Street, which debuted
in 1969, was a children’s show known for its educational content
presented to the audience using puppets, animation, humor, and
real life situations. Sesame Street changed significantly over
the years, and comparing a modern episode to episodes from the
1970’s and 1980’s demonstrates stark differences. The show’s
producers evolved the tone and format of the show to keep pace
with contemporary American culture and viewing habits. For
example, in 1980, a typical Sesame Street episode would feature
a large number of small vignettes, but by 2002, vignettes were
often longer and story lines starting crossing episodes.
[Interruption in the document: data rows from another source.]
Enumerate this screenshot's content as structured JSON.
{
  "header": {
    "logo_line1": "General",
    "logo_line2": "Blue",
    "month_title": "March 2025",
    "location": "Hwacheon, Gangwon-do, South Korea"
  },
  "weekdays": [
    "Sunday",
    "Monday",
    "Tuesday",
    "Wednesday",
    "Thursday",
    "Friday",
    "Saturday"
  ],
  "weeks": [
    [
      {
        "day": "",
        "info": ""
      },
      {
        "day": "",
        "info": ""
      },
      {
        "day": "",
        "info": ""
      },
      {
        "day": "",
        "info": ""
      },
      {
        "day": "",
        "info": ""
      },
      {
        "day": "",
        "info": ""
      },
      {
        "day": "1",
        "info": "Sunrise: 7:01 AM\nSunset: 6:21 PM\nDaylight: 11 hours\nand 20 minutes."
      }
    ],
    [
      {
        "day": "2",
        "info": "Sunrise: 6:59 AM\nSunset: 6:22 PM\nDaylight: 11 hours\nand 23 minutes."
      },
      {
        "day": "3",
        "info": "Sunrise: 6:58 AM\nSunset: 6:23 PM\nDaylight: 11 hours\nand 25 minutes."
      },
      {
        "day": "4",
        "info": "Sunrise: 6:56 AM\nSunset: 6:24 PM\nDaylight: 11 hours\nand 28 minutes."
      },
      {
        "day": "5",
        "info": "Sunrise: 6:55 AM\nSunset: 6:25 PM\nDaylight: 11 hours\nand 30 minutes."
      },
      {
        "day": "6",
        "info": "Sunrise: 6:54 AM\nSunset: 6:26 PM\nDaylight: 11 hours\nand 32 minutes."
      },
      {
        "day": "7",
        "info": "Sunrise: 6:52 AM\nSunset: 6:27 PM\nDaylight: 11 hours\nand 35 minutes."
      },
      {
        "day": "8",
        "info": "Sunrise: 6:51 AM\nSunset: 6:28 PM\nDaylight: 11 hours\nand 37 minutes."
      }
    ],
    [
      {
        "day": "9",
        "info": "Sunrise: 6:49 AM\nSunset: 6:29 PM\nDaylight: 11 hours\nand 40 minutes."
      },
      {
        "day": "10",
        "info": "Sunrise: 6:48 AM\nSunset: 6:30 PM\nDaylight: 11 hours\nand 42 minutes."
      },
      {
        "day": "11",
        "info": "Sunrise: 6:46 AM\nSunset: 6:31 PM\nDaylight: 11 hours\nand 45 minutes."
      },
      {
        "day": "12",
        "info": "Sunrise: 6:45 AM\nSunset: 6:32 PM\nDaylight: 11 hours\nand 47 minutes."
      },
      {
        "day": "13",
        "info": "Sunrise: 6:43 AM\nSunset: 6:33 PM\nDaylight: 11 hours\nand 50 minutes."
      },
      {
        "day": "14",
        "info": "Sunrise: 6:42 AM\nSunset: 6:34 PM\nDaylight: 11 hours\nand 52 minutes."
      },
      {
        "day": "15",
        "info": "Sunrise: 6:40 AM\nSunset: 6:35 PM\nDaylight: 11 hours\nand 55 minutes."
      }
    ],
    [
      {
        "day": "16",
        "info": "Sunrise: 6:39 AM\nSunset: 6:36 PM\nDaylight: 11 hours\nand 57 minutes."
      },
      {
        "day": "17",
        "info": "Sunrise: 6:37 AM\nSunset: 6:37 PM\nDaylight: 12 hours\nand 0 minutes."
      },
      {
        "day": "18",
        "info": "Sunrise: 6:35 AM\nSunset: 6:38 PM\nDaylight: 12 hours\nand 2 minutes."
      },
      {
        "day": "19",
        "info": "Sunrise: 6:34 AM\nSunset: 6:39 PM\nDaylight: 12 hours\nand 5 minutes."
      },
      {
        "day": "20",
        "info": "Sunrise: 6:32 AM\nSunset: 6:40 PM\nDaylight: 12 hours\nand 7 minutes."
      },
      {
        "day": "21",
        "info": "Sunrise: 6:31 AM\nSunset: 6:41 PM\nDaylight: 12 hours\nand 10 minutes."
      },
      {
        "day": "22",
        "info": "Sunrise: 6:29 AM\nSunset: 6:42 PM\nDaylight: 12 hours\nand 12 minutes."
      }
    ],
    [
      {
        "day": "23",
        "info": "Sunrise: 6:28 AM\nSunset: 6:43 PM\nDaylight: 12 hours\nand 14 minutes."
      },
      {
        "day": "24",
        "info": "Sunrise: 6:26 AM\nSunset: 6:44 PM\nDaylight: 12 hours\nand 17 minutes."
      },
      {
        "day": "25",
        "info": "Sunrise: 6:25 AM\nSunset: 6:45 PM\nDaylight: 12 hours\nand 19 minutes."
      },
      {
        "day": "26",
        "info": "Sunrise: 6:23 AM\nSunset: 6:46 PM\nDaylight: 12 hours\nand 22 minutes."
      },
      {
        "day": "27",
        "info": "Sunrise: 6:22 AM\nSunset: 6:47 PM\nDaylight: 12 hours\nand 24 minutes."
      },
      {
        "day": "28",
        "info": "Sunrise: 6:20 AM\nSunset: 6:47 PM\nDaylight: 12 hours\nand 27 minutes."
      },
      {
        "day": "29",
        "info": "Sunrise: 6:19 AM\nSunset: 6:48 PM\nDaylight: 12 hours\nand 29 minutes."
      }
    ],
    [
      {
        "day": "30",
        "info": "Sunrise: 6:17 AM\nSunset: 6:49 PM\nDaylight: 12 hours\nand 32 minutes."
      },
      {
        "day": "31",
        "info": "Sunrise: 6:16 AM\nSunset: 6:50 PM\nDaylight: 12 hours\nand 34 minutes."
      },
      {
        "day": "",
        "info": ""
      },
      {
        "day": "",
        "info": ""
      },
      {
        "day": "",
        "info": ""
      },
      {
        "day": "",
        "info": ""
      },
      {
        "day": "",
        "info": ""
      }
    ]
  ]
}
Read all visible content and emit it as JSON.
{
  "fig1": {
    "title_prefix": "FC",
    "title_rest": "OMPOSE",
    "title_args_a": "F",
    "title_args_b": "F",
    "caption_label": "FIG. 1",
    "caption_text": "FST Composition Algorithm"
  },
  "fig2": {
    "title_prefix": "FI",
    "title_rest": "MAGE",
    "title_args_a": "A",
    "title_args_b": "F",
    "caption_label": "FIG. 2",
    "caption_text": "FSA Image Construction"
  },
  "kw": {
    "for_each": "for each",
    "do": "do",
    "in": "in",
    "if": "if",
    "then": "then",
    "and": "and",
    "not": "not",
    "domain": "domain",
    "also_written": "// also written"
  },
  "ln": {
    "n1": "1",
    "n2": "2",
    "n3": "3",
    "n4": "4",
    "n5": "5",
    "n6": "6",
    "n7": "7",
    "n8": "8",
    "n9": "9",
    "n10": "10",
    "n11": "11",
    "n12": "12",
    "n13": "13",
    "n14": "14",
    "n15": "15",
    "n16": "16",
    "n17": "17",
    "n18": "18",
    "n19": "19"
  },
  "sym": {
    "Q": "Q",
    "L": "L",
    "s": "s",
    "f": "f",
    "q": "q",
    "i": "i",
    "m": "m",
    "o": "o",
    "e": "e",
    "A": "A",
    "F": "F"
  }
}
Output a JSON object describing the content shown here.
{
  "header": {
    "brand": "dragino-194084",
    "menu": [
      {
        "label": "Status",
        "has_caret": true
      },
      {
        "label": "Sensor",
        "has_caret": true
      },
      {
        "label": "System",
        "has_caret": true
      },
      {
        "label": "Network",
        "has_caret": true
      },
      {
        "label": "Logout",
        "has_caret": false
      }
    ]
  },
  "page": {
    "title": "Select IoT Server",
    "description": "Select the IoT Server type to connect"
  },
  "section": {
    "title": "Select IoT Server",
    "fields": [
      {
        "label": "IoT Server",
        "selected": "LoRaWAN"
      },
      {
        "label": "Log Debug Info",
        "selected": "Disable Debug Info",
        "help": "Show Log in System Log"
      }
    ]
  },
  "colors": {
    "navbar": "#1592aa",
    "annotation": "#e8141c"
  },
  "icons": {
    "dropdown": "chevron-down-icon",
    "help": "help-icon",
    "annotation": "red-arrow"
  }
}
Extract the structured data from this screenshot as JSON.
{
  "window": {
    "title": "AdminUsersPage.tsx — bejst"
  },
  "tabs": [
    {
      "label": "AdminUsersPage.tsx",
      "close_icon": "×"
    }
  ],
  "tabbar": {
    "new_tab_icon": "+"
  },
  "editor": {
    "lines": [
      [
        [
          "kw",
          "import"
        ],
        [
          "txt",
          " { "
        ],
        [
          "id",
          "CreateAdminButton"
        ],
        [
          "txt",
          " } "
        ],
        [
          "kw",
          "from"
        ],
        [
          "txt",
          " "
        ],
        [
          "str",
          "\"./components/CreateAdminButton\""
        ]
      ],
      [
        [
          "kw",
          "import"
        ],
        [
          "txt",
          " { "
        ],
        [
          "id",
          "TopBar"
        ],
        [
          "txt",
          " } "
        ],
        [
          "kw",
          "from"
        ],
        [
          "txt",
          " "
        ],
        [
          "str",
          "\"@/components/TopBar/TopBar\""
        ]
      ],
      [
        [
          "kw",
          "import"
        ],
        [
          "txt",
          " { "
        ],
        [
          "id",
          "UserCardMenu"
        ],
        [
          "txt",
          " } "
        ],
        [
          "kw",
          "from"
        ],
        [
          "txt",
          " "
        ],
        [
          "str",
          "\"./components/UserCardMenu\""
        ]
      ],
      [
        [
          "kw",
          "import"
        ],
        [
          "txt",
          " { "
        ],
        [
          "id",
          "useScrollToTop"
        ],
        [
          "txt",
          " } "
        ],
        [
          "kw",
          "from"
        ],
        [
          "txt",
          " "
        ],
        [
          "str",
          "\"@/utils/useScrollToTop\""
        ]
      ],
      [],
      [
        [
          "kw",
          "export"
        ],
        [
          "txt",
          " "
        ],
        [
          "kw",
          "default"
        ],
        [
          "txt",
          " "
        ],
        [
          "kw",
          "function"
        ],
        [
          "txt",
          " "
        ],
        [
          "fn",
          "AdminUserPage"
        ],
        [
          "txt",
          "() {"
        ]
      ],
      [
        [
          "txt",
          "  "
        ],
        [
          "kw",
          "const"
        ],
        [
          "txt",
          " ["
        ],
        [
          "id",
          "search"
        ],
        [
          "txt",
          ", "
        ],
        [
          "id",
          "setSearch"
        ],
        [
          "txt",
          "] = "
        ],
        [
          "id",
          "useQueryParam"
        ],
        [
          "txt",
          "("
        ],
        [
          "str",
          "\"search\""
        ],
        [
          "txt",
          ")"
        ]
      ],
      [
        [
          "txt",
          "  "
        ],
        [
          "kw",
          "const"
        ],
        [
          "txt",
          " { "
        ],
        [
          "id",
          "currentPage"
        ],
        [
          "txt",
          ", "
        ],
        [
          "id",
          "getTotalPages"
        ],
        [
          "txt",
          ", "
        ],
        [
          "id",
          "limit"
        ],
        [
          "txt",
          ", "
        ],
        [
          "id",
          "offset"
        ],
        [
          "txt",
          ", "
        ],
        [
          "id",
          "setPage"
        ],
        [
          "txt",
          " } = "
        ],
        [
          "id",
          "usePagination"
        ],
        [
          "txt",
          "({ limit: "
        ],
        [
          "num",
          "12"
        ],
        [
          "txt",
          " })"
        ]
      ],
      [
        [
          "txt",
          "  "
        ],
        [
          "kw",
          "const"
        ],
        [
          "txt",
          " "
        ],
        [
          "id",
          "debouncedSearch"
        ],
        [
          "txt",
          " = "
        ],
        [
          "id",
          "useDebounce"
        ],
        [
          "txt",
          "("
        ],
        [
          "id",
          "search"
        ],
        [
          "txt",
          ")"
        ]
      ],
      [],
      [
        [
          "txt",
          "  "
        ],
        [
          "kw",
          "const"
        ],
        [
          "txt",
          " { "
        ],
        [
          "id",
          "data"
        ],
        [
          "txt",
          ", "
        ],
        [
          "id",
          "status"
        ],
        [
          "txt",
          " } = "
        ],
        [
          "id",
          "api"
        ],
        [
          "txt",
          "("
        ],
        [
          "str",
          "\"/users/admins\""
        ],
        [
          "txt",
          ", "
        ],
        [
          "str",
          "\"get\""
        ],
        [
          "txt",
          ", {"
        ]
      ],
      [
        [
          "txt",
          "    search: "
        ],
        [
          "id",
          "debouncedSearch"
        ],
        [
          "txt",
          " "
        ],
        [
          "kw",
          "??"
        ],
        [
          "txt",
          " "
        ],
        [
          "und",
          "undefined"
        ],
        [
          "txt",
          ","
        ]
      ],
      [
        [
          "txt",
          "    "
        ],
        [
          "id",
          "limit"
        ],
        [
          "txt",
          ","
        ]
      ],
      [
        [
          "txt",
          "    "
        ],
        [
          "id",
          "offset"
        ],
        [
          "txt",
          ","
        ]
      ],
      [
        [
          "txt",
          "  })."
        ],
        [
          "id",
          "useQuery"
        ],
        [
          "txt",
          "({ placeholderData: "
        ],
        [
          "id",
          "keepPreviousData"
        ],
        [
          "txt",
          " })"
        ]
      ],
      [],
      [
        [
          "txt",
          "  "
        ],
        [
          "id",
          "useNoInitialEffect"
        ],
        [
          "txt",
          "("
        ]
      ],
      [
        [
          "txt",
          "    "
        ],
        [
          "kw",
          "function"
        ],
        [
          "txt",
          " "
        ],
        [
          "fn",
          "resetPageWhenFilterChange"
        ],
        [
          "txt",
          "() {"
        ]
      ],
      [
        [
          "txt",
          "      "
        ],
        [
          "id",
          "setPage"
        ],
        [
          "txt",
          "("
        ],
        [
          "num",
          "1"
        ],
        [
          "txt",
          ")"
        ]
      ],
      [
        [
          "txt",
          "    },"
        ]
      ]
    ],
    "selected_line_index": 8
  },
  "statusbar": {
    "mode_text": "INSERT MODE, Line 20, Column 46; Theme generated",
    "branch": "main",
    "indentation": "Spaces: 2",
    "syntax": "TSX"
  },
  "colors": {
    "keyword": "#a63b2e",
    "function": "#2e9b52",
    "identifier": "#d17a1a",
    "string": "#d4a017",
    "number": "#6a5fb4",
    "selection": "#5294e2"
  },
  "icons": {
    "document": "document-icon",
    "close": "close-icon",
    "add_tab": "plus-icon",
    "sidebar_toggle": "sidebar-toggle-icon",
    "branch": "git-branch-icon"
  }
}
It was
initially thought that the attention span of young children was
too short to handle long vignettes, but as the years progressed,
this philosophy shifted (around 1989).
When it came to the Sesame Street toys of the
80's, just about anything you can think of was created.
There were stuffed dolls, Hasbro diecast cars with the
characters driving, action figures, jack-in-the-boxes Poppin
Pals, books, puzzles, Weebles, toy boxes shaped like a school
bus, and so much more.